The Bank of South Sudan (BoSS) expects more inflationary pressures and weakening of the South Sudanese pound as a result of the continuous decline in forex reserves, highlighting the depth of economic woes facing the nation ahead of the general election scheduled for December this year.

Juba is grappling with a shortage of dollars as a result of declining revenues from oil production-the nation’s chief revenue earner, on depleted wells and military conflict in the neighbouring Sudan.

BoSS Governor James Alic Garang says oil reserves are at “historic low” levels as a result of geopolitical tensions, including the raging conflict in neighbouring Sudan and the Israel-Hamas war.

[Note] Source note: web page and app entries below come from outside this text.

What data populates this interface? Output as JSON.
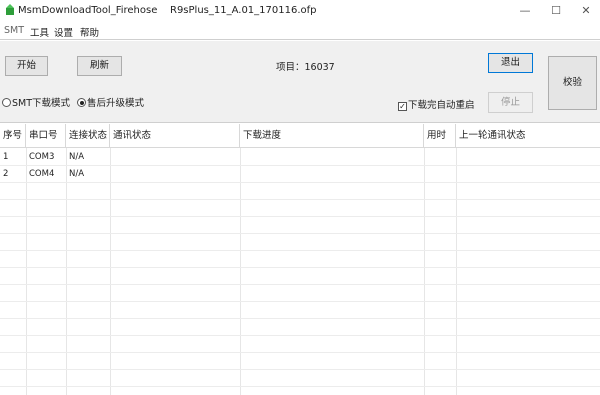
{
  "window": {
    "app_title": "MsmDownloadTool_Firehose",
    "file_title": "R9sPlus_11_A.01_170116.ofp",
    "minimize_glyph": "—",
    "maximize_glyph": "☐",
    "close_glyph": "✕"
  },
  "menu": {
    "items": [
      {
        "label": "SMT"
      },
      {
        "label": "工具"
      },
      {
        "label": "设置"
      },
      {
        "label": "帮助"
      }
    ]
  },
  "toolbar": {
    "start_label": "开始",
    "refresh_label": "刷新",
    "project_label": "项目：16037",
    "exit_label": "退出",
    "stop_label": "停止",
    "verify_label": "校验"
  },
  "modes": {
    "smt_label": "SMT下载模式",
    "smt_selected": false,
    "post_label": "售后升级模式",
    "post_selected": true,
    "auto_reboot_label": "下载完自动重启",
    "auto_reboot_checked": true
  },
  "table": {
    "columns": [
      "序号",
      "串口号",
      "连接状态",
      "通讯状态",
      "下载进度",
      "用时",
      "上一轮通讯状态"
    ],
    "rows": [
      {
        "index": "1",
        "port": "COM3",
        "connection": "N/A",
        "comm": "",
        "progress": "",
        "time": "",
        "last": ""
      },
      {
        "index": "2",
        "port": "COM4",
        "connection": "N/A",
        "comm": "",
        "progress": "",
        "time": "",
        "last": ""
      }
    ]
  },
  "colors": {
    "accent": "#0078d7",
    "toolbar_bg": "#f0f0f0",
    "grid_line": "#d8d8d8",
    "icon_green": "#2e9e3a"
  },
  "icons": [
    "app-icon",
    "minimize-icon",
    "maximize-icon",
    "close-icon"
  ]
}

Dr Garang says the low levels of reserves have huge implications for the country’s balance of payments, with consequences for currency depreciation and high volatility manifested in prices of goods and services.

Read: South Sudan oil shrinks, economy tanks“Geopolitical tensions, including the raging war in neighbouring Sudan, have affected our pipeline to Port Sudan, and the Hamas-Israeli war has disrupted the major trading route in the Gulf of Eden, where shipment of our crude oil takes place, posing a challenge to South Sudan’s economic outlook,” Dr Garang told the 27th Ordinary Meeting of Monetary Affairs Committee of the East African Community (EAC) in Juba.“As a result, our reserves are at historically low levels. These have huge implications for balance of payments, with negative consequences for currency depreciation and high volatility manifested in prices of goods and services. We hasten to add that South Sudan is a net importer, which creates unprecedented pressure on the external sector and trade balance.”He noted that the blockade on the Red Sea has jeopardised crude oil exports, leading to low reserves.“That said, we are committed to rebuilding our international reserves to meet the EAC convergence criteria of 4.5 months of import cover,” the central bank boss said.

He, however, did not disclose the current level of the country’s forex reserves, but available World Bank data shows that South Sudan’s total forex reserves was estimated at $183.61 million, or 0.4 months of import cover, in 2020, with hopes of recovering to 0.5 months of import cover in 2022/2023.

Oil exports constitute about 29 percent of the value of the country’s Gross Domestic product.

Read: EAC’s ‘fragile’ states set for fastest GDP growthJuba’s total daily average oil production stood at 141,000 barrels per day, against a projected volume of 151,000 barrels per day during the 2022/2023 fiscal year.

Consumer price inflation averaged 82.7 percent in the 10 years to 2022, according to global macroeconomic forecasting firm, FocusEconomics, while the Bank of South Sudan puts the general rise in the prices of goods and services in the country at 13.52 percent in 2023.

Economists at the UK-based Oxford Economics say South Sudan’s oil production faces more headwinds this year, owing to the volatile political situation in Juba coupled with global oil prices that are expected to further fall to an average of $79 per barrel in 2024 from $82 per barrel in 2023.

In February 2023, the BoSS suspended the use of US dollars in the local economy, saying the use of foreign currency reduces demand for the domestic currency and places huge pressure on the forex demand, leads to fuel speculation, and inflation.

The regulator also argued that the rapid expansion in dollar deposits and loans is likely to increase the risk on the loan portfolio in the domestic banks.

Multiple challengesMost transactions in the country were initially carried out in dollars, largely due to hyperinflation and the volatility of the local currency.

According to the International Monetary Fund, Juba’s risk of debt distress remains high, owing in large part to high debt service costs, low levels of foreign exchange reserves and fiscal buffers.

Read: Kiir sacks finance minister amid economic crisisThe South Sudanese authorities are facing multiple challenges, including significant spillovers from the conflict in neighbouring Sudan, flooding, declining humanitarian assistance, the incorporation of newly constituted security forces into the payroll, and the need to finance elections planned for December this year.

The need to remain cautious on contracting new debt has also contributed to a continued reliance on costly oil advances, according to IMF.

The conflict in Sudan has created logistical challenges, increased the cost of oil production, and exacerbated an already difficult humanitarian situation in South Sudan, with over 400,000 refugees having arrived in South Sudan as of early December 2023. © Copyright 2022 Nation Media Group. All Rights Reserved. Provided by SyndiGate Media Inc. (